[[ INFORMATION SHOWN open ]]

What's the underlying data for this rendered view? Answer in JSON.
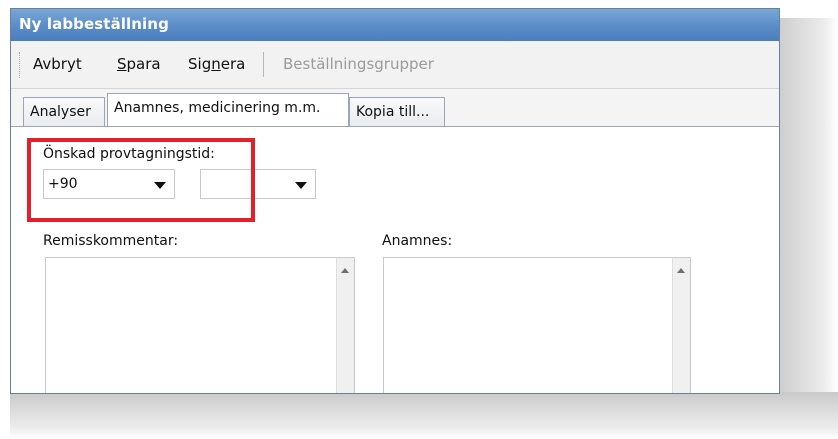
{
  "window": {
    "title": "Ny labbeställning"
  },
  "toolbar": {
    "cancel": {
      "pre": "Avbryt",
      "mn": "",
      "post": ""
    },
    "save": {
      "pre": "",
      "mn": "S",
      "post": "para"
    },
    "sign": {
      "pre": "Sig",
      "mn": "n",
      "post": "era"
    },
    "groups": "Beställningsgrupper"
  },
  "tabs": [
    {
      "label": "Analyser",
      "active": false
    },
    {
      "label": "Anamnes, medicinering m.m.",
      "active": true
    },
    {
      "label": "Kopia till...",
      "active": false
    }
  ],
  "form": {
    "sampling_time_label": "Önskad provtagningstid:",
    "sampling_time_value": "+90",
    "sampling_time_second_value": "",
    "remiss_label": "Remisskommentar:",
    "anamnes_label": "Anamnes:"
  },
  "colors": {
    "highlight": "#e41f2a",
    "titlebar": "#5a8cc8"
  },
  "icons": [
    "dropdown-arrow-icon",
    "scroll-up-icon"
  ]
}
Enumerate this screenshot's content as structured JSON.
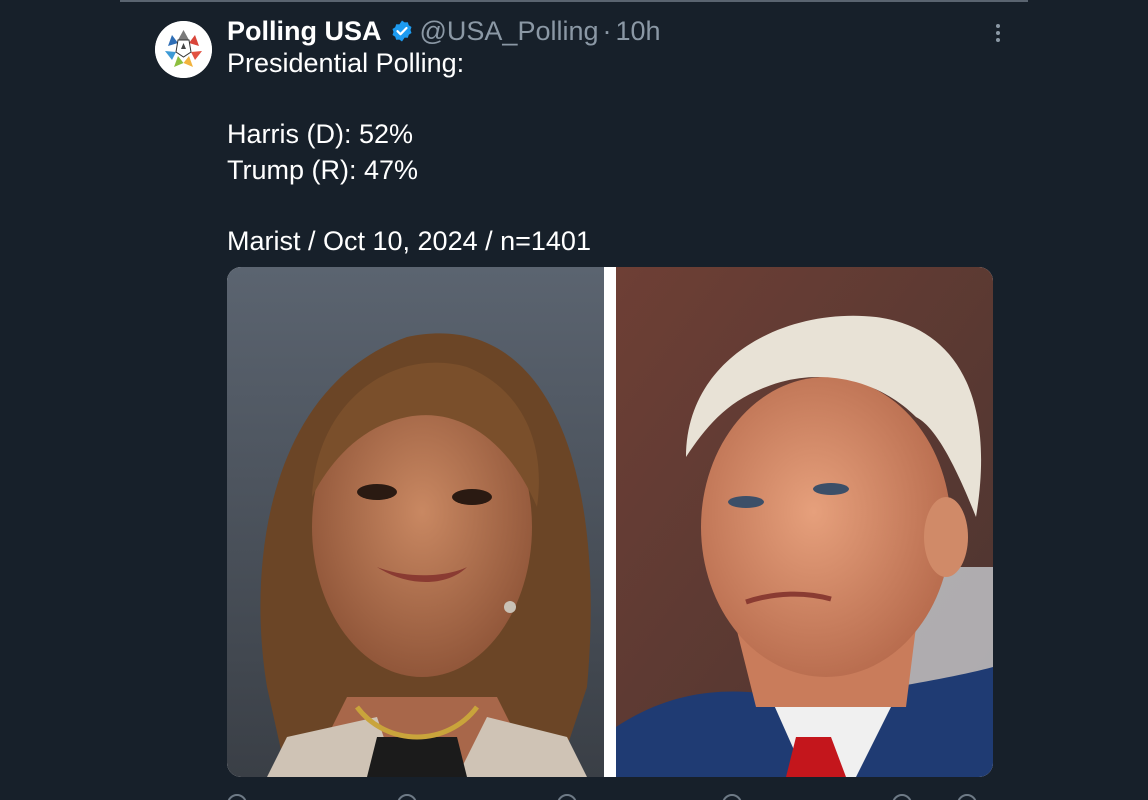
{
  "tweet": {
    "display_name": "Polling USA",
    "verified": true,
    "handle": "@USA_Polling",
    "separator": "·",
    "time": "10h",
    "text_lines": [
      "Presidential Polling:",
      "",
      "Harris (D): 52%",
      "Trump (R): 47%",
      "",
      "Marist / Oct 10, 2024 / n=1401"
    ],
    "media": [
      {
        "icon": "photo-left-portrait"
      },
      {
        "icon": "photo-right-portrait"
      }
    ]
  },
  "colors": {
    "background": "#17202a",
    "text": "#ffffff",
    "muted": "#8b98a5",
    "verified": "#1d9bf0"
  }
}
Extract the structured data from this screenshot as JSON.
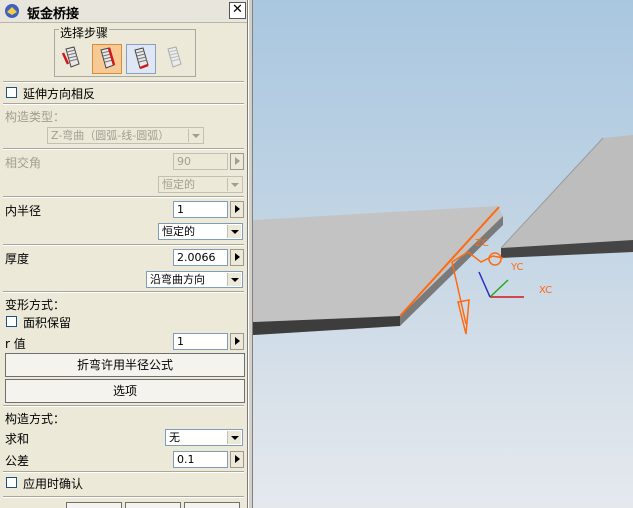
{
  "dialog": {
    "title": "钣金桥接",
    "steps_label": "选择步骤",
    "reverse_extend_label": "延伸方向相反",
    "construct_type_label": "构造类型：",
    "construct_type_value": "Z-弯曲（圆弧-线-圆弧）",
    "angle_label": "相交角",
    "angle_value": "90",
    "angle_mode": "恒定的",
    "inner_radius_label": "内半径",
    "inner_radius_value": "1",
    "inner_radius_mode": "恒定的",
    "thickness_label": "厚度",
    "thickness_value": "2.0066",
    "thickness_mode": "沿弯曲方向",
    "deform_label": "变形方式：",
    "preserve_area_label": "面积保留",
    "r_value_label": "r 值",
    "r_value": "1",
    "formula_button": "折弯许用半径公式",
    "options_button": "选项",
    "construct_method_label": "构造方式：",
    "sum_label": "求和",
    "sum_value": "无",
    "tolerance_label": "公差",
    "tolerance_value": "0.1",
    "confirm_label": "应用时确认"
  },
  "viewport": {
    "axis_labels": {
      "zc": "ZC",
      "yc": "YC",
      "xc": "XC"
    },
    "colors": {
      "highlight": "#ff6a10",
      "plate_top": "#c0c0c0",
      "plate_edge": "#3a3a3a",
      "axis_y": "#22a822",
      "axis_z": "#2030c8",
      "axis_x": "#d01818"
    }
  }
}
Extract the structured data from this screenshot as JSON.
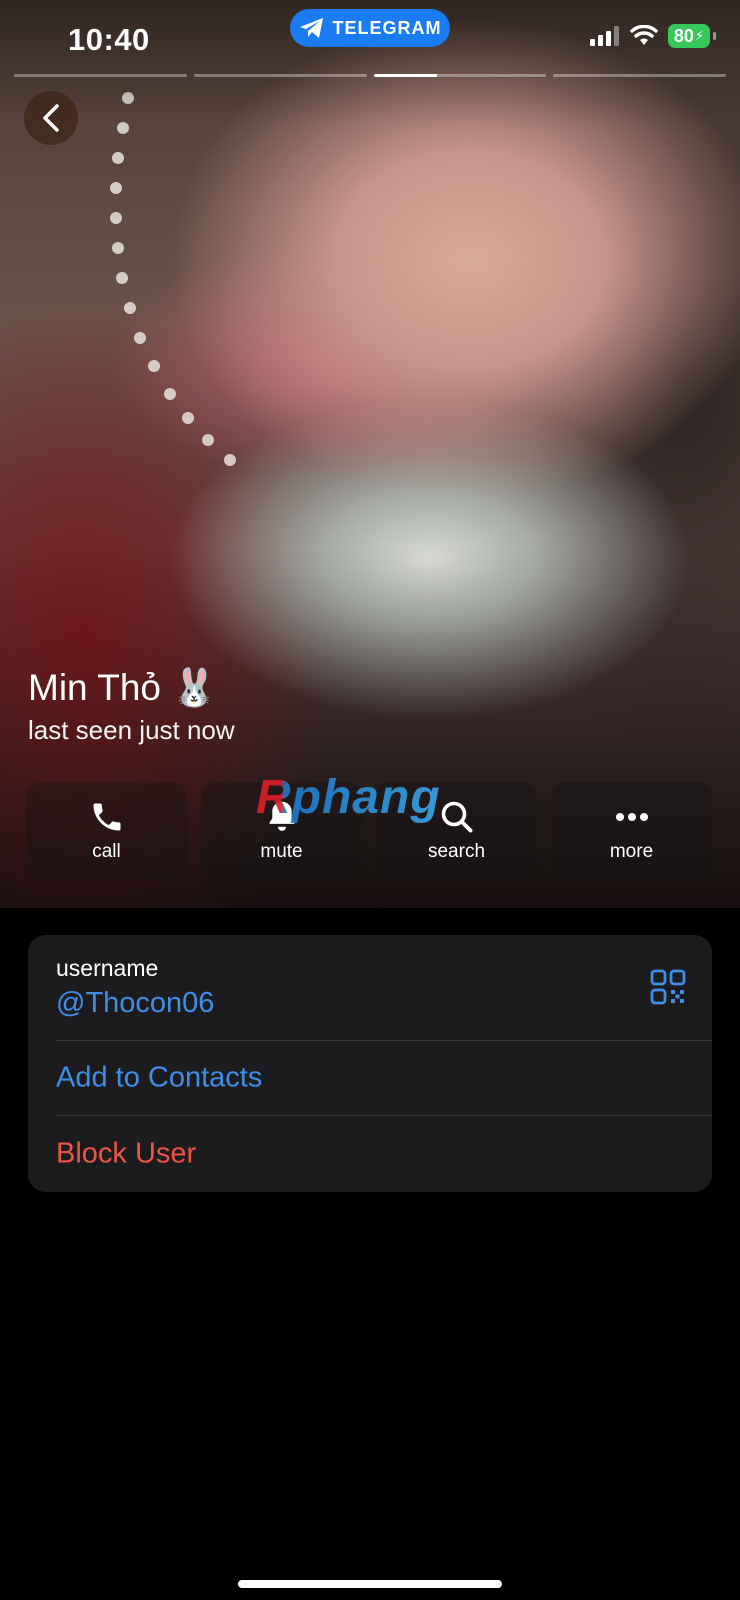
{
  "status_bar": {
    "time": "10:40",
    "app_label": "TELEGRAM",
    "battery": "80"
  },
  "story": {
    "segments": 4,
    "active_index": 2,
    "active_progress": 0.37
  },
  "profile": {
    "name": "Min Thỏ 🐰",
    "status": "last seen just now"
  },
  "actions": [
    {
      "label": "call",
      "icon": "phone-icon"
    },
    {
      "label": "mute",
      "icon": "bell-icon"
    },
    {
      "label": "search",
      "icon": "search-icon"
    },
    {
      "label": "more",
      "icon": "more-dots-icon"
    }
  ],
  "watermark": "Rphang",
  "info": {
    "username_label": "username",
    "username_value": "@Thocon06",
    "add_contact": "Add to Contacts",
    "block_user": "Block User"
  },
  "colors": {
    "accent": "#3e8ee8",
    "danger": "#eb5545",
    "telegram": "#1a7cf3",
    "battery": "#35c759"
  }
}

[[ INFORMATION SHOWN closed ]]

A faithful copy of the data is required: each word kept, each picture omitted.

TASK OUTPUT:
What's the underlying data for this rendered view? Answer in JSON.
{
  "window": {
    "title": "Ny labbeställning"
  },
  "toolbar": {
    "cancel": {
      "pre": "Avbryt",
      "mn": "",
      "post": ""
    },
    "save": {
      "pre": "",
      "mn": "S",
      "post": "para"
    },
    "sign": {
      "pre": "Sig",
      "mn": "n",
      "post": "era"
    },
    "groups": "Beställningsgrupper"
  },
  "tabs": [
    {
      "label": "Analyser",
      "active": false
    },
    {
      "label": "Anamnes, medicinering m.m.",
      "active": true
    },
    {
      "label": "Kopia till...",
      "active": false
    }
  ],
  "form": {
    "sampling_time_label": "Önskad provtagningstid:",
    "sampling_time_value": "+90",
    "sampling_time_second_value": "",
    "remiss_label": "Remisskommentar:",
    "anamnes_label": "Anamnes:"
  },
  "colors": {
    "highlight": "#e41f2a",
    "titlebar": "#5a8cc8"
  },
  "icons": [
    "dropdown-arrow-icon",
    "scroll-up-icon"
  ]
}
Enumerate this screenshot's content as structured JSON.
{
  "tweet": {
    "display_name": "Polling USA",
    "verified": true,
    "handle": "@USA_Polling",
    "separator": "·",
    "time": "10h",
    "text_lines": [
      "Presidential Polling:",
      "",
      "Harris (D): 52%",
      "Trump (R): 47%",
      "",
      "Marist / Oct 10, 2024 / n=1401"
    ],
    "media": [
      {
        "icon": "photo-left-portrait"
      },
      {
        "icon": "photo-right-portrait"
      }
    ]
  },
  "colors": {
    "background": "#17202a",
    "text": "#ffffff",
    "muted": "#8b98a5",
    "verified": "#1d9bf0"
  }
}
Extract the structured data from this screenshot as JSON.
{
  "dialog": {
    "title": "钣金桥接",
    "steps_label": "选择步骤",
    "reverse_extend_label": "延伸方向相反",
    "construct_type_label": "构造类型：",
    "construct_type_value": "Z-弯曲（圆弧-线-圆弧）",
    "angle_label": "相交角",
    "angle_value": "90",
    "angle_mode": "恒定的",
    "inner_radius_label": "内半径",
    "inner_radius_value": "1",
    "inner_radius_mode": "恒定的",
    "thickness_label": "厚度",
    "thickness_value": "2.0066",
    "thickness_mode": "沿弯曲方向",
    "deform_label": "变形方式：",
    "preserve_area_label": "面积保留",
    "r_value_label": "r 值",
    "r_value": "1",
    "formula_button": "折弯许用半径公式",
    "options_button": "选项",
    "construct_method_label": "构造方式：",
    "sum_label": "求和",
    "sum_value": "无",
    "tolerance_label": "公差",
    "tolerance_value": "0.1",
    "confirm_label": "应用时确认"
  },
  "viewport": {
    "axis_labels": {
      "zc": "ZC",
      "yc": "YC",
      "xc": "XC"
    },
    "colors": {
      "highlight": "#ff6a10",
      "plate_top": "#c0c0c0",
      "plate_edge": "#3a3a3a",
      "axis_y": "#22a822",
      "axis_z": "#2030c8",
      "axis_x": "#d01818"
    }
  }
}
Extract the structured data from this screenshot as JSON.
{
  "status_bar": {
    "time": "10:40",
    "app_label": "TELEGRAM",
    "battery": "80"
  },
  "story": {
    "segments": 4,
    "active_index": 2,
    "active_progress": 0.37
  },
  "profile": {
    "name": "Min Thỏ 🐰",
    "status": "last seen just now"
  },
  "actions": [
    {
      "label": "call",
      "icon": "phone-icon"
    },
    {
      "label": "mute",
      "icon": "bell-icon"
    },
    {
      "label": "search",
      "icon": "search-icon"
    },
    {
      "label": "more",
      "icon": "more-dots-icon"
    }
  ],
  "watermark": "Rphang",
  "info": {
    "username_label": "username",
    "username_value": "@Thocon06",
    "add_contact": "Add to Contacts",
    "block_user": "Block User"
  },
  "colors": {
    "accent": "#3e8ee8",
    "danger": "#eb5545",
    "telegram": "#1a7cf3",
    "battery": "#35c759"
  }
}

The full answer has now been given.